[App and web page records]
== == ==

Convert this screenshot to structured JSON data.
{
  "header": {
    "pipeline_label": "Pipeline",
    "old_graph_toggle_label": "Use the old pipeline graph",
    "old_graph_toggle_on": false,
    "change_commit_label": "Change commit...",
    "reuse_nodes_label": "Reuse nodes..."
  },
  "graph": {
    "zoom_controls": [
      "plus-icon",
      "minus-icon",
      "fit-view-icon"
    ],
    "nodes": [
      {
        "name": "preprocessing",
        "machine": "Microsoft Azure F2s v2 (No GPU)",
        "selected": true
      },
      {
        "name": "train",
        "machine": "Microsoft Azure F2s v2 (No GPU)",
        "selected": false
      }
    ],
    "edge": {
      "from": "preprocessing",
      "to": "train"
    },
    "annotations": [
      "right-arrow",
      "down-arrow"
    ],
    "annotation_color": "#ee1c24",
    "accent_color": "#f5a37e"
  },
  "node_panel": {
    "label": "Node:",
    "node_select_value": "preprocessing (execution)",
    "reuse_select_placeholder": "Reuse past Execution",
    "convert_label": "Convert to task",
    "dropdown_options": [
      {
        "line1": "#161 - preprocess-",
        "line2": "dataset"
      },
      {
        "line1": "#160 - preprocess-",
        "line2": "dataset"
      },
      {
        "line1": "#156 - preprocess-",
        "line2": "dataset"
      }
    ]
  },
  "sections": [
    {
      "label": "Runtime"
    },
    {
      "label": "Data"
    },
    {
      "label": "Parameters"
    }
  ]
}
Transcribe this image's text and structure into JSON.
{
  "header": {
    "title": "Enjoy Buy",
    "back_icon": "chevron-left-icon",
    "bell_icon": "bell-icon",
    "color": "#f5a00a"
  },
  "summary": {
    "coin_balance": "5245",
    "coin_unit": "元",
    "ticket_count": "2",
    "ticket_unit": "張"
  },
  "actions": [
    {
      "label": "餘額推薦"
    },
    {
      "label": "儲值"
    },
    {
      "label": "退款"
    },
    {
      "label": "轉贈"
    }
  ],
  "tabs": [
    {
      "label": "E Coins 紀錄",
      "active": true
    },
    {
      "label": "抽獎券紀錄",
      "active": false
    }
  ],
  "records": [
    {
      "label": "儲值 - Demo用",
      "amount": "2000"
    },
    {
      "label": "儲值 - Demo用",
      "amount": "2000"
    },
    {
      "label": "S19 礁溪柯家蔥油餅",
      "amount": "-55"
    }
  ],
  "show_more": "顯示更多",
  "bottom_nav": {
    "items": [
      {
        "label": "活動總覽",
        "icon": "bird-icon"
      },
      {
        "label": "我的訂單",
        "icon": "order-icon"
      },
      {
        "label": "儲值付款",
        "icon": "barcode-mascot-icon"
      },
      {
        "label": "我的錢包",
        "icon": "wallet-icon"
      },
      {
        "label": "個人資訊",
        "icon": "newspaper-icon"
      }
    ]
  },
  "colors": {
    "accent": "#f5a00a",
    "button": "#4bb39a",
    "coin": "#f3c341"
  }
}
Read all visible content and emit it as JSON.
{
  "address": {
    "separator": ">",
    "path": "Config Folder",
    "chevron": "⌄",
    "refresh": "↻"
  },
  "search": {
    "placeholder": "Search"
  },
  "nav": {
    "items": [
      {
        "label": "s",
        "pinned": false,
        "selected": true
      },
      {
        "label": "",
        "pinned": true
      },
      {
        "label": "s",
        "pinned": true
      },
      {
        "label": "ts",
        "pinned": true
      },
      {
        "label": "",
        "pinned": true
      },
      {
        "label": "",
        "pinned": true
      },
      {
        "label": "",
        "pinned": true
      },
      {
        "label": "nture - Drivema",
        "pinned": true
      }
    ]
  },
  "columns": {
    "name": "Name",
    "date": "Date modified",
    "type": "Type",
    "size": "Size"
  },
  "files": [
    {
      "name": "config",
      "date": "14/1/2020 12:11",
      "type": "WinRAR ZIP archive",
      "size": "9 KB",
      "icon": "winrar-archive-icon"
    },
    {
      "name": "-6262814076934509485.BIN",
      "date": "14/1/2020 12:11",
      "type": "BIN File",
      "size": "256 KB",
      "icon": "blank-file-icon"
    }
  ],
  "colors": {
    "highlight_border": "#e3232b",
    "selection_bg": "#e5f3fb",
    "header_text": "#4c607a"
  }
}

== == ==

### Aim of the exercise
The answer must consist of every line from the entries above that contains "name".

### Written response
        "name": "preprocessing",
        "name": "train",
    "name": "Name",
      "name": "config",
      "name": "-6262814076934509485.BIN",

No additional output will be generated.